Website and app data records
_ _ _ _
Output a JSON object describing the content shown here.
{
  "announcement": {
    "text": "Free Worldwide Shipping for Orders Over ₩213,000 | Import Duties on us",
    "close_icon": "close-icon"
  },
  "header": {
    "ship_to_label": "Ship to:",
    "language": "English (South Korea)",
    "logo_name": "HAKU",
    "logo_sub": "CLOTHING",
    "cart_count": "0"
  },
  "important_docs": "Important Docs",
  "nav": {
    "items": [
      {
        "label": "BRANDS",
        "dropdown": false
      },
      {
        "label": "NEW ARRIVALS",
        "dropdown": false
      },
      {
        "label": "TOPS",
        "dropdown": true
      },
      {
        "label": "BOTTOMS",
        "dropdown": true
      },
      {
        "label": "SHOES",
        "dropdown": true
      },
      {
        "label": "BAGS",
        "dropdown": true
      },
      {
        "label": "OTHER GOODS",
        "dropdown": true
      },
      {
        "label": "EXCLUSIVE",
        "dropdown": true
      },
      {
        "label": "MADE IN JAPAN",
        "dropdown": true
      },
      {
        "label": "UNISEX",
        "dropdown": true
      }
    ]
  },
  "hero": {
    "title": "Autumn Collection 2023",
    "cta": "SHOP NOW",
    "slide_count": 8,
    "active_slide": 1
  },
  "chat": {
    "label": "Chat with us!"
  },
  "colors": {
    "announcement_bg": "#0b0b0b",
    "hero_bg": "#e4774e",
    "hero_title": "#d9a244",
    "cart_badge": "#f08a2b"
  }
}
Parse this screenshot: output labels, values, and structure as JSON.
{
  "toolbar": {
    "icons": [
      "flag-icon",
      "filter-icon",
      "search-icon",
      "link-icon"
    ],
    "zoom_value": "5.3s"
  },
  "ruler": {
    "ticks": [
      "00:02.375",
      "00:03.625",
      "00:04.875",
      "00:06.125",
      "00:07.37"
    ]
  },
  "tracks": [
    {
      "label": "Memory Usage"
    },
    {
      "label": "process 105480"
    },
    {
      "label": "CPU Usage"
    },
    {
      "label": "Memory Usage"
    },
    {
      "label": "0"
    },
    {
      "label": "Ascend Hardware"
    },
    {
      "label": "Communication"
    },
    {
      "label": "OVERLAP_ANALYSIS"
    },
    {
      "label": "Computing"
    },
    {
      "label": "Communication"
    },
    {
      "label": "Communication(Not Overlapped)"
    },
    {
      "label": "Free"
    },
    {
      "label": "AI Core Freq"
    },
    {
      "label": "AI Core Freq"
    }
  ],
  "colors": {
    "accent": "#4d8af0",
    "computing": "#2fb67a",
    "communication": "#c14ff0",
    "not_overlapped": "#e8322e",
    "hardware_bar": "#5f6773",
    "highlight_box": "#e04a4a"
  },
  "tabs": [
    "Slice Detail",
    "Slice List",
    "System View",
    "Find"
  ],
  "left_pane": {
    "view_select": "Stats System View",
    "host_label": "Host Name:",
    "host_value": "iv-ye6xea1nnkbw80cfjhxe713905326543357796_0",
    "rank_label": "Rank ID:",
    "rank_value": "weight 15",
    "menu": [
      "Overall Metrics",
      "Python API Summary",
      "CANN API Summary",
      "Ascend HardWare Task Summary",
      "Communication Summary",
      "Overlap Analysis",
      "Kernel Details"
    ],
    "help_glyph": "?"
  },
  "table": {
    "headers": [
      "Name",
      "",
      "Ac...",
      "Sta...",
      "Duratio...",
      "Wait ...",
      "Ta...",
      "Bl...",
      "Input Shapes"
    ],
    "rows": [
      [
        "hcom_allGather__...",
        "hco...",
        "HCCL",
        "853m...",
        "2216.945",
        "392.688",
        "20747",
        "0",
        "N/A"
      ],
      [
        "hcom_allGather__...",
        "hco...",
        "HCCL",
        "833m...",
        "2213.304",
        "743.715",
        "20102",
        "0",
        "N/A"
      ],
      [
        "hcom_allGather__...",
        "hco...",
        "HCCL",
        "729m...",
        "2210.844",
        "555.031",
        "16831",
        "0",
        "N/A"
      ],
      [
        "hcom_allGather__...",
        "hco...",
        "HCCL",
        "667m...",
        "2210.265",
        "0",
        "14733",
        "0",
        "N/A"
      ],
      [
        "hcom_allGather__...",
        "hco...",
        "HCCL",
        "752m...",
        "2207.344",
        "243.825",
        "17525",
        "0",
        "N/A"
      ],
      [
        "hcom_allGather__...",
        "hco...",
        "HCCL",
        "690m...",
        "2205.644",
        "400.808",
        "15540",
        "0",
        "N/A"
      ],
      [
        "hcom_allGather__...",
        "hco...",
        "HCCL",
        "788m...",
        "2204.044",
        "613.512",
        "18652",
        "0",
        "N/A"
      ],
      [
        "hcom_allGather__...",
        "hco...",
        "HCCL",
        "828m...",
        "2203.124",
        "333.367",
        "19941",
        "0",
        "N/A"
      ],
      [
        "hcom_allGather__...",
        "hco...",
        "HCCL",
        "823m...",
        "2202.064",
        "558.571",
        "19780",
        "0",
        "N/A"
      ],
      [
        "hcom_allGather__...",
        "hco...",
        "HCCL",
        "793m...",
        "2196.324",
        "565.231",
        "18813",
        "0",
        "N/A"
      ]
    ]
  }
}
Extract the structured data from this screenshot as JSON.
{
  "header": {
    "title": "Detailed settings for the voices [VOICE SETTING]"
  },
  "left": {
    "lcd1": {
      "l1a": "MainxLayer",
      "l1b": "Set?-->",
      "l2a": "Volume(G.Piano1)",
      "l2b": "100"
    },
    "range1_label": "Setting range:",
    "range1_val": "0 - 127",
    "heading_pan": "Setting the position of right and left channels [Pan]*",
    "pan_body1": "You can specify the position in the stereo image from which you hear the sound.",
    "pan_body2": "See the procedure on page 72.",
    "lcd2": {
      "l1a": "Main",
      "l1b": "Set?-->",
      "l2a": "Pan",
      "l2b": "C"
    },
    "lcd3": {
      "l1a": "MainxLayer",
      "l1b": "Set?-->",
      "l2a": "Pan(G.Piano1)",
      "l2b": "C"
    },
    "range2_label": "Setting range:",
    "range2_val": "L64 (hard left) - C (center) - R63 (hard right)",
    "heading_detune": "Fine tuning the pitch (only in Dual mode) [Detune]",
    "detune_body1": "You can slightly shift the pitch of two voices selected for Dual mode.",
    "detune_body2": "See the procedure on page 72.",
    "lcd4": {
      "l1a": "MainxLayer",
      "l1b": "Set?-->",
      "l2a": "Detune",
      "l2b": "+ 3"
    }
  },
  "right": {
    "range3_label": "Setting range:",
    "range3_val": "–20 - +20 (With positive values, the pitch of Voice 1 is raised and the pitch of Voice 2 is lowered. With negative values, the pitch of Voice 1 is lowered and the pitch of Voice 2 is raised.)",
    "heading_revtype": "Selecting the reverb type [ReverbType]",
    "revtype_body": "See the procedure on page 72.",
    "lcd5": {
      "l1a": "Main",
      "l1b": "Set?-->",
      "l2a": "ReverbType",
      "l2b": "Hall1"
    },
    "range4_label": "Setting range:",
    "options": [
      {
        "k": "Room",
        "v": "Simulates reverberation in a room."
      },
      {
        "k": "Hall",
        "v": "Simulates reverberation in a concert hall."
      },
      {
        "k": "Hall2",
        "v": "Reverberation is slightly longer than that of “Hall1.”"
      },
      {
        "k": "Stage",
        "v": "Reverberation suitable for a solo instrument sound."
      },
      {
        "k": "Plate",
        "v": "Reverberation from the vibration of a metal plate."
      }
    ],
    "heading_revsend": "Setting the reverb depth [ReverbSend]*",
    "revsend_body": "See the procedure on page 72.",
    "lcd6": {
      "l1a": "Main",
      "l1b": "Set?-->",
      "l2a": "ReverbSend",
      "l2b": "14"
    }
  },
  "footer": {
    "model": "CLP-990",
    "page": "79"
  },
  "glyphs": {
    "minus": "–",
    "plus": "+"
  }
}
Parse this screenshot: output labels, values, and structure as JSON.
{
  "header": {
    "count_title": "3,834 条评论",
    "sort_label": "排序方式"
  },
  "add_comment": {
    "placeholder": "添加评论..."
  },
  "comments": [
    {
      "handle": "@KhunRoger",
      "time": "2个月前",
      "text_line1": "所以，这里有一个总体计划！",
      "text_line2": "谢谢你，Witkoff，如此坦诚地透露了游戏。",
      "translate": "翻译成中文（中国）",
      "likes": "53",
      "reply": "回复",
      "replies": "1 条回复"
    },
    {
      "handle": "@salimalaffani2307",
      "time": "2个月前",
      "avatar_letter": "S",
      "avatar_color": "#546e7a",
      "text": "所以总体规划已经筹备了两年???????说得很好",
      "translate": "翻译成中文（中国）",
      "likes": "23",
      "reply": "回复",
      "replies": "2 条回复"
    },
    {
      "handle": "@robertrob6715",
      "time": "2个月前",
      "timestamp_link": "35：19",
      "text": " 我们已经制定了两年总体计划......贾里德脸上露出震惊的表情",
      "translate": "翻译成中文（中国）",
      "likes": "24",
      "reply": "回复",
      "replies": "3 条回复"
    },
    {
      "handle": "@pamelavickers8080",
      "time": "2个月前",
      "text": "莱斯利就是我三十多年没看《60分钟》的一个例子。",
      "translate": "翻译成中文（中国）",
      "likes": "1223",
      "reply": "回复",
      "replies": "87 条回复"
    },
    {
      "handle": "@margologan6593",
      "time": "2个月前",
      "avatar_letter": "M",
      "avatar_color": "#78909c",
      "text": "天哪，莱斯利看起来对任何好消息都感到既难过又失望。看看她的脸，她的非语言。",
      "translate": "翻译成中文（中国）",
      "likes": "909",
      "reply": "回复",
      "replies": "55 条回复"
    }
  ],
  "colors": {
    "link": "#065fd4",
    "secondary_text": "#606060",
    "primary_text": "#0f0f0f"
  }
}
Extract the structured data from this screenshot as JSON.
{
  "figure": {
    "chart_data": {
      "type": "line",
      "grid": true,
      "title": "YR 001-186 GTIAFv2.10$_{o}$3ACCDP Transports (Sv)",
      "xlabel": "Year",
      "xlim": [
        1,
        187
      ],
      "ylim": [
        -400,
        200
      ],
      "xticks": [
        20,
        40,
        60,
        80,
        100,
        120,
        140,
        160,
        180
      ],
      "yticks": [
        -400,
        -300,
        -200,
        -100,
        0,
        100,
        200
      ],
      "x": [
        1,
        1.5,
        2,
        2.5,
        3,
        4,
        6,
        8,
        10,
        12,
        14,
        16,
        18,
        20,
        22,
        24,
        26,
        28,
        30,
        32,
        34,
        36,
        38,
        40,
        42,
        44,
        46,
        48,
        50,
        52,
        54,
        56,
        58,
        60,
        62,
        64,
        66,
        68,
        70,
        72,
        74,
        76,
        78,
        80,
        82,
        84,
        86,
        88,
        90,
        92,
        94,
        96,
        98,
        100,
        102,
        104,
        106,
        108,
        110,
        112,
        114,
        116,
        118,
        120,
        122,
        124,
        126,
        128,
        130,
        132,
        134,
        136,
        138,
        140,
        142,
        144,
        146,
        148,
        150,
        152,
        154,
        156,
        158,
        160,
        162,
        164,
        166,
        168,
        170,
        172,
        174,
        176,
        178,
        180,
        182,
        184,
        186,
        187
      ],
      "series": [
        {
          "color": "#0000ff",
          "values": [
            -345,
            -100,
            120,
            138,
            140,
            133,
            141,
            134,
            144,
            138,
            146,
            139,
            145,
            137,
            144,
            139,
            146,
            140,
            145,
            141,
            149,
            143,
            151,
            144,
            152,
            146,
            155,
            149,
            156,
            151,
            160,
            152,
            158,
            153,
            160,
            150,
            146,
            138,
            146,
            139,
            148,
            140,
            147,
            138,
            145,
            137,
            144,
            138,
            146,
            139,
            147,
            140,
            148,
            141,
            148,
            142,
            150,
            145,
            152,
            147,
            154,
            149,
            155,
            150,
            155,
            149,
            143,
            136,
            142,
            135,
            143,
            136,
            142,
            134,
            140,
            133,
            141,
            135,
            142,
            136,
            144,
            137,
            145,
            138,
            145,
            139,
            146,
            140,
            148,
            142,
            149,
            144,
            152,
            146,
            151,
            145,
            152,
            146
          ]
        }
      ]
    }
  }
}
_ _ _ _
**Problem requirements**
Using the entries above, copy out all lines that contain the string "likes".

**Response box**
      "likes": "53",
      "likes": "23",
      "likes": "24",
      "likes": "1223",
      "likes": "909",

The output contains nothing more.